### ABOUT THIS TASK
When you give the entries again, keep every word as it stands and drop the pictures.

### PROVIDED RECORDS
- - - - -

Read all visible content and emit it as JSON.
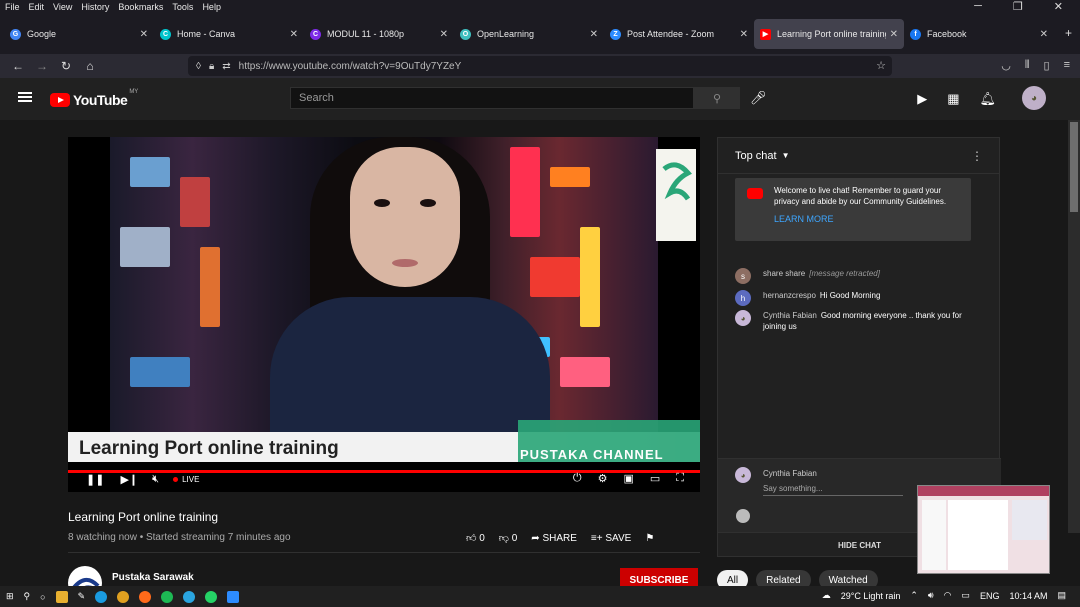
{
  "menubar": {
    "items": [
      "File",
      "Edit",
      "View",
      "History",
      "Bookmarks",
      "Tools",
      "Help"
    ]
  },
  "tabs": [
    {
      "label": "Google",
      "color": "#4285f4",
      "glyph": "G"
    },
    {
      "label": "Home - Canva",
      "color": "#00c4cc",
      "glyph": "C"
    },
    {
      "label": "MODUL 11 - 1080p",
      "color": "#7d2ae8",
      "glyph": "C"
    },
    {
      "label": "OpenLearning",
      "color": "#3fbfbf",
      "glyph": "O"
    },
    {
      "label": "Post Attendee - Zoom",
      "color": "#2d8cff",
      "glyph": "Z"
    },
    {
      "label": "Learning Port online training",
      "color": "#ff0000",
      "glyph": "▶"
    },
    {
      "label": "Facebook",
      "color": "#1877f2",
      "glyph": "f"
    }
  ],
  "url": "https://www.youtube.com/watch?v=9OuTdy7YZeY",
  "youtube": {
    "logo_text": "YouTube",
    "country": "MY",
    "search_placeholder": "Search"
  },
  "video": {
    "lower_third": "Learning Port online training",
    "channel_banner": "PUSTAKA CHANNEL",
    "live_label": "LIVE",
    "title": "Learning Port online training",
    "meta": "8 watching now • Started streaming 7 minutes ago",
    "likes": "0",
    "dislikes": "0",
    "share_label": "SHARE",
    "save_label": "SAVE"
  },
  "channel": {
    "name": "Pustaka Sarawak",
    "subscribe_label": "SUBSCRIBE"
  },
  "chat": {
    "header": "Top chat",
    "welcome": "Welcome to live chat! Remember to guard your privacy and abide by our Community Guidelines.",
    "learn_more": "LEARN MORE",
    "messages": [
      {
        "author": "share share",
        "text": "[message retracted]",
        "avatar": "s",
        "avatar_color": "#8d6e63"
      },
      {
        "author": "hernanzcrespo",
        "text": "Hi Good Morning",
        "avatar": "h",
        "avatar_color": "#5c6bc0"
      },
      {
        "author": "Cynthia Fabian",
        "text": "Good morning everyone .. thank you for joining us",
        "avatar": "",
        "avatar_color": "#c8b8d8"
      }
    ],
    "input_author": "Cynthia Fabian",
    "input_placeholder": "Say something...",
    "hide_chat": "HIDE CHAT"
  },
  "chips": [
    "All",
    "Related",
    "Watched"
  ],
  "taskbar": {
    "weather": "29°C  Light rain",
    "lang": "ENG",
    "time": "10:14 AM"
  }
}
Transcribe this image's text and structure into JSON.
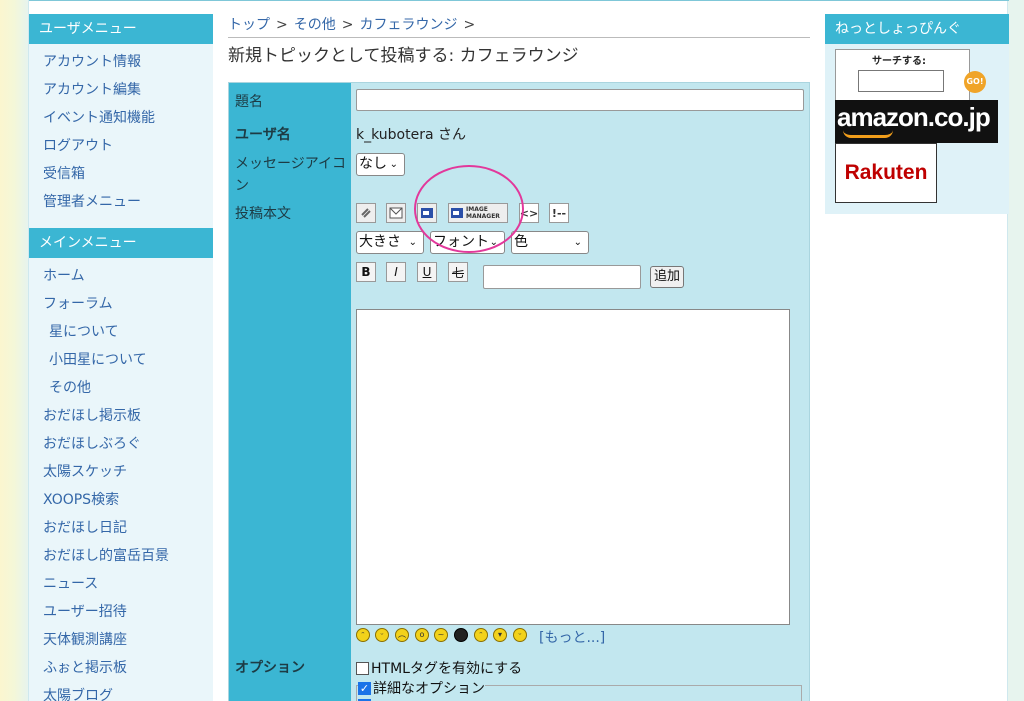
{
  "user_menu": {
    "title": "ユーザメニュー",
    "items": [
      "アカウント情報",
      "アカウント編集",
      "イベント通知機能",
      "ログアウト",
      "受信箱",
      "管理者メニュー"
    ]
  },
  "main_menu": {
    "title": "メインメニュー",
    "items": [
      {
        "label": "ホーム",
        "sub": false
      },
      {
        "label": "フォーラム",
        "sub": false
      },
      {
        "label": "星について",
        "sub": true
      },
      {
        "label": "小田星について",
        "sub": true
      },
      {
        "label": "その他",
        "sub": true
      },
      {
        "label": "おだほし掲示板",
        "sub": false
      },
      {
        "label": "おだほしぶろぐ",
        "sub": false
      },
      {
        "label": "太陽スケッチ",
        "sub": false
      },
      {
        "label": "XOOPS検索",
        "sub": false
      },
      {
        "label": "おだほし日記",
        "sub": false
      },
      {
        "label": "おだほし的富岳百景",
        "sub": false
      },
      {
        "label": "ニュース",
        "sub": false
      },
      {
        "label": "ユーザー招待",
        "sub": false
      },
      {
        "label": "天体観測講座",
        "sub": false
      },
      {
        "label": "ふぉと掲示板",
        "sub": false
      },
      {
        "label": "太陽ブログ",
        "sub": false
      }
    ]
  },
  "breadcrumb": {
    "items": [
      "トップ",
      "その他",
      "カフェラウンジ"
    ],
    "separator": ">"
  },
  "page_title": "新規トピックとして投稿する: カフェラウンジ",
  "form": {
    "subject_label": "題名",
    "subject_value": "",
    "username_label": "ユーザ名",
    "username_value": "k_kubotera さん",
    "icon_label": "メッセージアイコン",
    "icon_select": "なし",
    "body_label": "投稿本文",
    "toolbar": {
      "image_manager_label": "IMAGE MANAGER",
      "code_label": "<>",
      "quote_label": "!--",
      "size_select": "大きさ",
      "font_select": "フォント",
      "color_select": "色",
      "bold": "B",
      "italic": "I",
      "underline": "U",
      "strike": "七",
      "add_button": "追加"
    },
    "body_value": "",
    "more_link": "[もっと...]",
    "options_label": "オプション",
    "option_html": "HTMLタグを有効にする",
    "option_detail": "詳細なオプション"
  },
  "shopping": {
    "title": "ねっとしょっぴんぐ",
    "search_label": "サーチする:",
    "go_label": "GO!",
    "amazon_text": "amazon.co.jp",
    "rakuten_text": "Rakuten"
  },
  "colors": {
    "accent": "#3bb6d3",
    "form_bg": "#c2e7ef",
    "link": "#3467a8",
    "annotation": "#e2389b"
  }
}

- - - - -

### ANSWER TO THIS EXERCISE
Read all visible content and emit it as JSON.
{
  "menubar": {
    "items": [
      "File",
      "Edit",
      "View",
      "History",
      "Bookmarks",
      "Tools",
      "Help"
    ]
  },
  "tabs": [
    {
      "label": "Google",
      "color": "#4285f4",
      "glyph": "G"
    },
    {
      "label": "Home - Canva",
      "color": "#00c4cc",
      "glyph": "C"
    },
    {
      "label": "MODUL 11 - 1080p",
      "color": "#7d2ae8",
      "glyph": "C"
    },
    {
      "label": "OpenLearning",
      "color": "#3fbfbf",
      "glyph": "O"
    },
    {
      "label": "Post Attendee - Zoom",
      "color": "#2d8cff",
      "glyph": "Z"
    },
    {
      "label": "Learning Port online training",
      "color": "#ff0000",
      "glyph": "▶"
    },
    {
      "label": "Facebook",
      "color": "#1877f2",
      "glyph": "f"
    }
  ],
  "url": "https://www.youtube.com/watch?v=9OuTdy7YZeY",
  "youtube": {
    "logo_text": "YouTube",
    "country": "MY",
    "search_placeholder": "Search"
  },
  "video": {
    "lower_third": "Learning Port online training",
    "channel_banner": "PUSTAKA CHANNEL",
    "live_label": "LIVE",
    "title": "Learning Port online training",
    "meta": "8 watching now • Started streaming 7 minutes ago",
    "likes": "0",
    "dislikes": "0",
    "share_label": "SHARE",
    "save_label": "SAVE"
  },
  "channel": {
    "name": "Pustaka Sarawak",
    "subscribe_label": "SUBSCRIBE"
  },
  "chat": {
    "header": "Top chat",
    "welcome": "Welcome to live chat! Remember to guard your privacy and abide by our Community Guidelines.",
    "learn_more": "LEARN MORE",
    "messages": [
      {
        "author": "share share",
        "text": "[message retracted]",
        "avatar": "s",
        "avatar_color": "#8d6e63"
      },
      {
        "author": "hernanzcrespo",
        "text": "Hi Good Morning",
        "avatar": "h",
        "avatar_color": "#5c6bc0"
      },
      {
        "author": "Cynthia Fabian",
        "text": "Good morning everyone .. thank you for joining us",
        "avatar": "",
        "avatar_color": "#c8b8d8"
      }
    ],
    "input_author": "Cynthia Fabian",
    "input_placeholder": "Say something...",
    "hide_chat": "HIDE CHAT"
  },
  "chips": [
    "All",
    "Related",
    "Watched"
  ],
  "taskbar": {
    "weather": "29°C  Light rain",
    "lang": "ENG",
    "time": "10:14 AM"
  }
}
Transcribe this image's text and structure into JSON.
{
  "user_menu": {
    "title": "ユーザメニュー",
    "items": [
      "アカウント情報",
      "アカウント編集",
      "イベント通知機能",
      "ログアウト",
      "受信箱",
      "管理者メニュー"
    ]
  },
  "main_menu": {
    "title": "メインメニュー",
    "items": [
      {
        "label": "ホーム",
        "sub": false
      },
      {
        "label": "フォーラム",
        "sub": false
      },
      {
        "label": "星について",
        "sub": true
      },
      {
        "label": "小田星について",
        "sub": true
      },
      {
        "label": "その他",
        "sub": true
      },
      {
        "label": "おだほし掲示板",
        "sub": false
      },
      {
        "label": "おだほしぶろぐ",
        "sub": false
      },
      {
        "label": "太陽スケッチ",
        "sub": false
      },
      {
        "label": "XOOPS検索",
        "sub": false
      },
      {
        "label": "おだほし日記",
        "sub": false
      },
      {
        "label": "おだほし的富岳百景",
        "sub": false
      },
      {
        "label": "ニュース",
        "sub": false
      },
      {
        "label": "ユーザー招待",
        "sub": false
      },
      {
        "label": "天体観測講座",
        "sub": false
      },
      {
        "label": "ふぉと掲示板",
        "sub": false
      },
      {
        "label": "太陽ブログ",
        "sub": false
      }
    ]
  },
  "breadcrumb": {
    "items": [
      "トップ",
      "その他",
      "カフェラウンジ"
    ],
    "separator": ">"
  },
  "page_title": "新規トピックとして投稿する: カフェラウンジ",
  "form": {
    "subject_label": "題名",
    "subject_value": "",
    "username_label": "ユーザ名",
    "username_value": "k_kubotera さん",
    "icon_label": "メッセージアイコン",
    "icon_select": "なし",
    "body_label": "投稿本文",
    "toolbar": {
      "image_manager_label": "IMAGE MANAGER",
      "code_label": "<>",
      "quote_label": "!--",
      "size_select": "大きさ",
      "font_select": "フォント",
      "color_select": "色",
      "bold": "B",
      "italic": "I",
      "underline": "U",
      "strike": "七",
      "add_button": "追加"
    },
    "body_value": "",
    "more_link": "[もっと...]",
    "options_label": "オプション",
    "option_html": "HTMLタグを有効にする",
    "option_detail": "詳細なオプション"
  },
  "shopping": {
    "title": "ねっとしょっぴんぐ",
    "search_label": "サーチする:",
    "go_label": "GO!",
    "amazon_text": "amazon.co.jp",
    "rakuten_text": "Rakuten"
  },
  "colors": {
    "accent": "#3bb6d3",
    "form_bg": "#c2e7ef",
    "link": "#3467a8",
    "annotation": "#e2389b"
  }
}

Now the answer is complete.